[in-i-luhk-tuh-buh l]
See more synonyms for ineluctable on

Origin of ineluctable

1615–25; < Latin inēluctābilis, equivalent to in- in-3 + ēluctā(rī) to force a way out or over, surmount (ē- e-1 + luctārī to wrestle) + -bilis -ble
Related formsin·e·luc·ta·bil·i·ty, nounin·e·luc·ta·bly, adverb Unabridged Based on the Random House Unabridged Dictionary, © Random House, Inc. 2018

Related Words for ineluctable

inescapable, inevitable, unavoidable

Examples from the Web for ineluctable

Contemporary Examples of ineluctable

Historical Examples of ineluctable

  • To step across the line would have been an ineluctable attempt.

    Painted Veils

    James Huneker

  • Exactly: and that is the ineluctable modality of the audible.


    James Joyce

  • Ineluctable modality of the visible: at least that if no more, thought through my eyes.


    James Joyce

  • The business bound his imagination with an ineluctable fascination.

    The Destroying Angel

    Louis Joseph Vance

  • The blows of fate are ineluctable; no man shall evade his doom.

British Dictionary definitions for ineluctable


  1. (esp of fate) incapable of being avoided; inescapable
Derived Formsineluctability, nounineluctably, adverb

Word Origin for ineluctable

C17: from Latin inēluctābilis, from in- 1 + ēluctārī to escape, from luctārī to struggle
Collins English Dictionary - Complete & Unabridged 2012 Digital Edition © William Collins Sons & Co. Ltd. 1979, 1986 © HarperCollins Publishers 1998, 2000, 2003, 2005, 2006, 2007, 2009, 2012

Word Origin and History for ineluctable

"not to be escaped by struggling," 1620s, from Latin ineluctabilis "unavoidable, inevitable," from in- "not, opposite of" (see in- (1)) + eluctari "to struggle out of," from ex- "out" (see ex-) + luctari "to struggle" (see reluctance).

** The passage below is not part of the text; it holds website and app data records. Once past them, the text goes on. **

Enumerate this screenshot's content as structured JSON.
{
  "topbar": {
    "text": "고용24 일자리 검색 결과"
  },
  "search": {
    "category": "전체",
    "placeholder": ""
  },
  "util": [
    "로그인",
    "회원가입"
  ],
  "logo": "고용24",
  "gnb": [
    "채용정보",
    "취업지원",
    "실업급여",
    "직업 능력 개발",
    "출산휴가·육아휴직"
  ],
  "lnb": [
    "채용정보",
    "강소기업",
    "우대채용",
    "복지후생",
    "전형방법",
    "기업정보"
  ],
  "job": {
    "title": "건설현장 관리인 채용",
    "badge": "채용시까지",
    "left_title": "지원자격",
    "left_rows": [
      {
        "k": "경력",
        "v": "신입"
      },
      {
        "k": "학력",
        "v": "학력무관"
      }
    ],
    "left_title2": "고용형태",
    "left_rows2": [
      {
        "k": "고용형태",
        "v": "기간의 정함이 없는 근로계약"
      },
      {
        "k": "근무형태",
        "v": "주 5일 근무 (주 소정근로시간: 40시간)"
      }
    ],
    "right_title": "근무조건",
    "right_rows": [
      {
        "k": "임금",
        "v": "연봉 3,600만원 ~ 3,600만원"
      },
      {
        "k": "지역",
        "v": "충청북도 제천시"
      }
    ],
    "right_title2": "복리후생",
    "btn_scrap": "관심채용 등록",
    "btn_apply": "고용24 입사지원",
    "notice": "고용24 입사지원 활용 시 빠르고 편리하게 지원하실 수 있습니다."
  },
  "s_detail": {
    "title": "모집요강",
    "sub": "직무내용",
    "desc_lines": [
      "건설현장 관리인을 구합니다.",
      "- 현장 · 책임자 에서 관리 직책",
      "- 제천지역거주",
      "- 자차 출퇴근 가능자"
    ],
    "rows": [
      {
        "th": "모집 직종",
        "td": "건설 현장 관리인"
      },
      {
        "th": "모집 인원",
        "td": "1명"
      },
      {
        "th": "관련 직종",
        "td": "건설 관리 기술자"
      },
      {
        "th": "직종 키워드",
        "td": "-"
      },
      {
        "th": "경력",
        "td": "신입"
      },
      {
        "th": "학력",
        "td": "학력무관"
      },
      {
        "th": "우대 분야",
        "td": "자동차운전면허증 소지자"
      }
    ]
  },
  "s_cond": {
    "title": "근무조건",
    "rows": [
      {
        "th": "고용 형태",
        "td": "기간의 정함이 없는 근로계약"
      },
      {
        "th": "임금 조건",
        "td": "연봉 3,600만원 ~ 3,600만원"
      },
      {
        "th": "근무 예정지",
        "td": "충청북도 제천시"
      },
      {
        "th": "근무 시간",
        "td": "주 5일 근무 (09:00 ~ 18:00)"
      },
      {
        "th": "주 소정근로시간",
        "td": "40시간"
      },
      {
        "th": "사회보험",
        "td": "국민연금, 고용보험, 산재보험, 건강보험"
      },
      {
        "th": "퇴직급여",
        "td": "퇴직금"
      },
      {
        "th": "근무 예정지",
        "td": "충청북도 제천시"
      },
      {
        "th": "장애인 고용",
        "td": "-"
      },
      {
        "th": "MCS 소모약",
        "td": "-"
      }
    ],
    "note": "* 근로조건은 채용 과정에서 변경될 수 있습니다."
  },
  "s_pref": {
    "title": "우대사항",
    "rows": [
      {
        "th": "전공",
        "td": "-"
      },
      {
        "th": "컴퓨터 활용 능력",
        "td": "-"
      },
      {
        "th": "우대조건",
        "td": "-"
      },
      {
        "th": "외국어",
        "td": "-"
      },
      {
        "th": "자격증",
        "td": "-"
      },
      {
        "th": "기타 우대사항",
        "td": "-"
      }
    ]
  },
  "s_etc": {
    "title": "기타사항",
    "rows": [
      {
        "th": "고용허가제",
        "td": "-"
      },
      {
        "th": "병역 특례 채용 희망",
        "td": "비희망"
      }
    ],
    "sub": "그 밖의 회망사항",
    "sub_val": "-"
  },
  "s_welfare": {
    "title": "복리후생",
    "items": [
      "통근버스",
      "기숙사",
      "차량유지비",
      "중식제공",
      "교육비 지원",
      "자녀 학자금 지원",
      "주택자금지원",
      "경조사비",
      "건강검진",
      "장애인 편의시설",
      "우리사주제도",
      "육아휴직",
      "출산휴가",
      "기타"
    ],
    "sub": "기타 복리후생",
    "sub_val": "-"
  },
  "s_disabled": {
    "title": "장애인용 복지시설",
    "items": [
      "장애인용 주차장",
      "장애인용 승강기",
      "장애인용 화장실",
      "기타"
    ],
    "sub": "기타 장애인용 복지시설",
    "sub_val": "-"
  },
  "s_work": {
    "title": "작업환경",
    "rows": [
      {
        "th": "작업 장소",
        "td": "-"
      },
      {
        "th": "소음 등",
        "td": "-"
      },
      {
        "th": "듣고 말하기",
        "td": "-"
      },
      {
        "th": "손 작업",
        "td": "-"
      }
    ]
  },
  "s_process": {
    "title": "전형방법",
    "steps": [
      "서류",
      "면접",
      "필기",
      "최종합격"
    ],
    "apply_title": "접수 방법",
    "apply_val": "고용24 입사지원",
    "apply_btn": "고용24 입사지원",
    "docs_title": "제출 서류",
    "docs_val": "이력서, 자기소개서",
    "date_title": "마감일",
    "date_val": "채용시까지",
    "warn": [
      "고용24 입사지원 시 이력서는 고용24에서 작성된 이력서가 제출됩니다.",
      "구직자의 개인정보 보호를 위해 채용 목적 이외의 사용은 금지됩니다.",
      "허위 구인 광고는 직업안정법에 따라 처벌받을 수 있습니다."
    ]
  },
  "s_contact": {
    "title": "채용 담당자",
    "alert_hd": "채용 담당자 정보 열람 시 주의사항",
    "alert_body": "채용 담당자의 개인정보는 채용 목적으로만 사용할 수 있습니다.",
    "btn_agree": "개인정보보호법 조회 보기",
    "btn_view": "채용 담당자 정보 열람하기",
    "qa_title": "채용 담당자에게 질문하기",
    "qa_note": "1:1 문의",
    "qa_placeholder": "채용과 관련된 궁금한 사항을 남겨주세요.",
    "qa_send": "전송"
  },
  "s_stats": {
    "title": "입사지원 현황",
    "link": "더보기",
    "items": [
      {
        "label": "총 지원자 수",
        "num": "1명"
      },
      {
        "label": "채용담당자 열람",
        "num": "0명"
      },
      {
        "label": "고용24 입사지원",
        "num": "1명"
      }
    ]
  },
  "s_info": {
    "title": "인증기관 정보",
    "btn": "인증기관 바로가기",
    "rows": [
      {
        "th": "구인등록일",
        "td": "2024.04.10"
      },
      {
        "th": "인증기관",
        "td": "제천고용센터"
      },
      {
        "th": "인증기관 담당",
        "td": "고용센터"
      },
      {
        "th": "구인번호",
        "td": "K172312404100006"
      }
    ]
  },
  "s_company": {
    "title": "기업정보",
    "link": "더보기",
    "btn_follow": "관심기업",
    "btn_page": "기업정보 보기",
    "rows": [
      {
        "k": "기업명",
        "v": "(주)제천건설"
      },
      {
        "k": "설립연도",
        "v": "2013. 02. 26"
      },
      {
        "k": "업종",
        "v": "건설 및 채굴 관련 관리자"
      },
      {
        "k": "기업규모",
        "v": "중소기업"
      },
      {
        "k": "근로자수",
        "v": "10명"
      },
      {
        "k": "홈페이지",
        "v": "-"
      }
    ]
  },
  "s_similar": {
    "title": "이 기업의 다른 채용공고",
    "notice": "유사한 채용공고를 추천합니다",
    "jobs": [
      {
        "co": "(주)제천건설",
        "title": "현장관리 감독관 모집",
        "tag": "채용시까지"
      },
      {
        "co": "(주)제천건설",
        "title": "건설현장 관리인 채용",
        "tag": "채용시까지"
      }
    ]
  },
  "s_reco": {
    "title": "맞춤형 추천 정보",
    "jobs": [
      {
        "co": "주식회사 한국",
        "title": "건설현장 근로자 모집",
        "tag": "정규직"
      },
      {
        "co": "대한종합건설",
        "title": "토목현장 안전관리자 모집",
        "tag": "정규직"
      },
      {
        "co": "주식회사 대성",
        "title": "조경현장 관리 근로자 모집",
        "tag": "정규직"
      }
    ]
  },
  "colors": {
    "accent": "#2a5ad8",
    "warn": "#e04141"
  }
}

Online Etymology Dictionary, © 2010 Douglas Harper